In the rugged and picturesque expanse of Kentucky’s landscape, an imposing peak stands tall and regal, its narrative echoing a saga of strife and the triumphant march of conservation. Behold Black Mountain, majestically soaring to a breathtaking height of 4,139 feet, the unrivaled zenith of Kentucky’s realm, though it was not always graced with the tranquility it now enjoys.
In a bygone era, a catastrophic fire swept through the summit in the year 1896, mercilessly engulfing the mountain in fiery tongues and rendering its slopes charred and somber. This haunting spectacle bestowed upon it the name “Black Mountain,” an apt homage to its melancholic hue. But the indomitable spirit of nature proved itself, and with the passage of time, Black Mountain underwent an astonishing convalescence, evolving into a veritable haven of biodiversity, harboring rare species that exist nowhere else within the state’s boundaries.
A lofty haven it is, sheltering endangered creatures, among them the enigmatic Indiana bat, the elusive masked shrew, the New England cottontail, the eastern small-footed myotis, and the red-backed vole.

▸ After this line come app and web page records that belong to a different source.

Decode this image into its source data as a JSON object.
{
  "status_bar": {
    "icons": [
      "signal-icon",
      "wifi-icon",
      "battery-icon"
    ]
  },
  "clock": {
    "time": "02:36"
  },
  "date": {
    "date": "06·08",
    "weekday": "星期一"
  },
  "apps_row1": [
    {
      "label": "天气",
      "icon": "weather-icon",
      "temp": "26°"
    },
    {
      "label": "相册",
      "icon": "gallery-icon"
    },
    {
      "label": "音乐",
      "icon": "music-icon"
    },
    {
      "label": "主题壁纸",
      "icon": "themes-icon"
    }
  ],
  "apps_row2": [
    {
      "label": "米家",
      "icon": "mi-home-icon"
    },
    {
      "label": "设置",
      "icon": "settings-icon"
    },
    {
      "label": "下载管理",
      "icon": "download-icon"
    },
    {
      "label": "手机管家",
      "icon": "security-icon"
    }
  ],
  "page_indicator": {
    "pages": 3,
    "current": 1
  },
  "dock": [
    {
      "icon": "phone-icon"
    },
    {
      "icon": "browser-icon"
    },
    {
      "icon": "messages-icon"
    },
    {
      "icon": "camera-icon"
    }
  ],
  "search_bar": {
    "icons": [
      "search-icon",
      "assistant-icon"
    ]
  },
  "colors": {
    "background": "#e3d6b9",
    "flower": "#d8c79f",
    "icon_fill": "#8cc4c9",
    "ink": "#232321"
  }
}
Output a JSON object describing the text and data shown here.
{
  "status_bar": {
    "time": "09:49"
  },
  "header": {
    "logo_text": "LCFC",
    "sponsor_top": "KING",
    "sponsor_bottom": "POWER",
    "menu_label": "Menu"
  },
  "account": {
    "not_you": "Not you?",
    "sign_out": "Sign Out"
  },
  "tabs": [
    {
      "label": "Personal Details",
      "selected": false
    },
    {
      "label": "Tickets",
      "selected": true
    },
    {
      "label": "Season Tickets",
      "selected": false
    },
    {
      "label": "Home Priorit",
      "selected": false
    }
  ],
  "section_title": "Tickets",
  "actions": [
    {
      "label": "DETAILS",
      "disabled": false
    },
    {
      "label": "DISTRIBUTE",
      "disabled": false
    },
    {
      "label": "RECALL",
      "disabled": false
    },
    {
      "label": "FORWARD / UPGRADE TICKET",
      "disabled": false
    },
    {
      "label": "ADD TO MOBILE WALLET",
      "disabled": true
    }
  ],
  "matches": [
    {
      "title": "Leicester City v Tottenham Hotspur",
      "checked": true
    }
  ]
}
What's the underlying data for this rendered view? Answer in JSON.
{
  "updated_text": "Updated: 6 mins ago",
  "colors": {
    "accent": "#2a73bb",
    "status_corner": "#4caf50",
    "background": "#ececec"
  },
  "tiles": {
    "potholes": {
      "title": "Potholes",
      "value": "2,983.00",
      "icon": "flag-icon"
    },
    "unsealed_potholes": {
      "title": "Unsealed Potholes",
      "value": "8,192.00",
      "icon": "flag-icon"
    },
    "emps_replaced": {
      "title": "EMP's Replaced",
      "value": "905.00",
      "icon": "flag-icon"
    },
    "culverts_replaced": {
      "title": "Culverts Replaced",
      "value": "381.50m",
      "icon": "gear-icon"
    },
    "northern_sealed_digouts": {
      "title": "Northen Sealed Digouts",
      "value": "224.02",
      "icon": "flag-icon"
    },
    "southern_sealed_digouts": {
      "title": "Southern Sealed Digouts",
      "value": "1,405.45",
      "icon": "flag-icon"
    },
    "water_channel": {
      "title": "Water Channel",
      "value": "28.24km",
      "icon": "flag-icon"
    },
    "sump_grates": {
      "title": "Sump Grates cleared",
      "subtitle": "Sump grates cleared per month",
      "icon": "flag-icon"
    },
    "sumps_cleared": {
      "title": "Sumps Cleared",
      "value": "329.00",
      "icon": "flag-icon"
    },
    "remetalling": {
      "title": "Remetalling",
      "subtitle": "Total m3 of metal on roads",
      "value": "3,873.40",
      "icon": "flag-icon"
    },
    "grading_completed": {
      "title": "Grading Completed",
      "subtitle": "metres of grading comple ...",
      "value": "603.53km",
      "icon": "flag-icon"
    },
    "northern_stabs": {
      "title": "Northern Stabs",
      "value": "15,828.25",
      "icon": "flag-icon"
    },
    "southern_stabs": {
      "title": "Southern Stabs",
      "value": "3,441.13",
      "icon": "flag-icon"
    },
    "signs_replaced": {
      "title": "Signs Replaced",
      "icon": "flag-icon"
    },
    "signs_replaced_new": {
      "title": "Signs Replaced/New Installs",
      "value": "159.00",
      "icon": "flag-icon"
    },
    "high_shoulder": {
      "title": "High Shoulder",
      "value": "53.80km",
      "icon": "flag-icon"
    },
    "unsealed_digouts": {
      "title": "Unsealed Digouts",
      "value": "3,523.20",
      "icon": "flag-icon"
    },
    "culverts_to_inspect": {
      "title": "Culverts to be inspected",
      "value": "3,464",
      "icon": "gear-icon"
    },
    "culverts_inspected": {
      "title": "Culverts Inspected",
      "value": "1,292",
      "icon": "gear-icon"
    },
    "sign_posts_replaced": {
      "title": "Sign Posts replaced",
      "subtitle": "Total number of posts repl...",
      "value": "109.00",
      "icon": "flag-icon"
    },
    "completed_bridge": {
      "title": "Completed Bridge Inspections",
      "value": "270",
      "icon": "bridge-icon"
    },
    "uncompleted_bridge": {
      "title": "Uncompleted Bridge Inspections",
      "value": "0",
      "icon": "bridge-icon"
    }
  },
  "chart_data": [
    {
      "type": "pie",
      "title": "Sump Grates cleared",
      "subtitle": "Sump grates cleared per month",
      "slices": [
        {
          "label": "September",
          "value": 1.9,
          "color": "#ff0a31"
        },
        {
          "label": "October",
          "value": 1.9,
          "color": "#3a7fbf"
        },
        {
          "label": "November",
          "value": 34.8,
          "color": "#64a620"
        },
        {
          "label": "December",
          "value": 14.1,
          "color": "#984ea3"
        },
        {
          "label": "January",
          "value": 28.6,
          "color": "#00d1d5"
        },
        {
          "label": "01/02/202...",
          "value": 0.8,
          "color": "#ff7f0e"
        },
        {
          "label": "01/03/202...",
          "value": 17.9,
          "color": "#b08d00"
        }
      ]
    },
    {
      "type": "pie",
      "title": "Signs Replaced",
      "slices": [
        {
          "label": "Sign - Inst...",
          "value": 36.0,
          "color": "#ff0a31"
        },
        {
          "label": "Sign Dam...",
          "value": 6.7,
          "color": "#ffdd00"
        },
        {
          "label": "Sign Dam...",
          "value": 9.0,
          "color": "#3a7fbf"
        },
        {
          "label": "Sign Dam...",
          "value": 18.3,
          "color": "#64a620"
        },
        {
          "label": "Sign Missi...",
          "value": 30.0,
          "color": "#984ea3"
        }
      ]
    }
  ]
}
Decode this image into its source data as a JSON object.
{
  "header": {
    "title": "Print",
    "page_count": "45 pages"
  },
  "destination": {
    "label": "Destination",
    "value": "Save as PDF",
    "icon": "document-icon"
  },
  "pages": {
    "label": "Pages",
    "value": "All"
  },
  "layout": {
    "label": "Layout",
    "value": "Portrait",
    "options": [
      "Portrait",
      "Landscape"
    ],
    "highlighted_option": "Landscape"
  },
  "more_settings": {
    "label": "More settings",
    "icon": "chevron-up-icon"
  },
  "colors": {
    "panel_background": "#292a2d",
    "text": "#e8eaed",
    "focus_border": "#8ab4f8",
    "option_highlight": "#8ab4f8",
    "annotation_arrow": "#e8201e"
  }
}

Not confining its sanctuary to the realm of mammals, the mountain also embraces a collection of rare beetles, snails, and two remarkable avian denizens: the common raven and the elusive brown creeper.
However, the chronicle of Black Mountain is not bereft of challenges. The lure of coal mining, the lifeblood of the region’s economy, cast a shadow of menace upon this precious ecosystem. In the year 1998, endeavors to strip-mine for coal perilously approached a mere 1,100 feet from the mountain’s base, placing its very existence in jeopardy. Such mining would have entailed the removal of the mountain’s crown, dispatched unceremoniously into the nearby streams, thereby disrupting the delicate equilibrium of the distinctive ecological system encompassing the mountain range.
Fortunately, a groundswell of concern and outcry emerged from those discerning souls who recognized the ecological significance of Black Mountain. In response to the public’s impassioned entreaties, the Commonwealth acted with sagacity in 1999, procuring the mineral and timber rights to the summit. This sagacious move effectively shielded the area from the ravages of large-scale mining, preserving Black Mountain’s natural marvels for the bequest of posterity.
Today, a new chapter in Black Mountain’s saga is being written, as a visionary enterprise endeavor to erect a soaring observation tower, reaching a height of 40 feet, upon its summit. This undertaking aspires to bestow upon visitors a breathtaking, panoramic vista that spans the boundaries of Kentucky and Virginia. Notably, the tower’s commanding view will encompass an abandoned mountaintop removal site on Looney Ridge, a once-devastated landscape now undergoing a process of reclamation.
Accessing the summit of Black Mountain is an adventure. The roadway leading up to the peak is open to the public, though it’s worth noting that low-clearance vehicles may not fare well on the degraded gravel and dirt roadway. Driving an AWD/4WD capable vehicle is recommended, though not mandatory. Otherwise, it is an easy hike along the road. Importantly, no special waiver is required to visit the summit.
Nestled deep within the heart of Kentucky’s wilderness, where the fervent struggle to safeguard nature once clashed with the imperatives of industry, stands Black Mountain, an enduring testament to nature’s resolute spirit and humanity’s unwavering determination to protect the irreplaceable treasures that grace our fragile planet. It is a realm of awe and wonder, where rare and imperiled species find a sanctuary, and where the breathtaking panorama from its lofty peak beckons us to contemplate the intricate tapestry of the natural world. Black Mountain looms as a beacon of yearning, inviting us to cherish and preserve the untamed sanctuaries that define our shared heritage.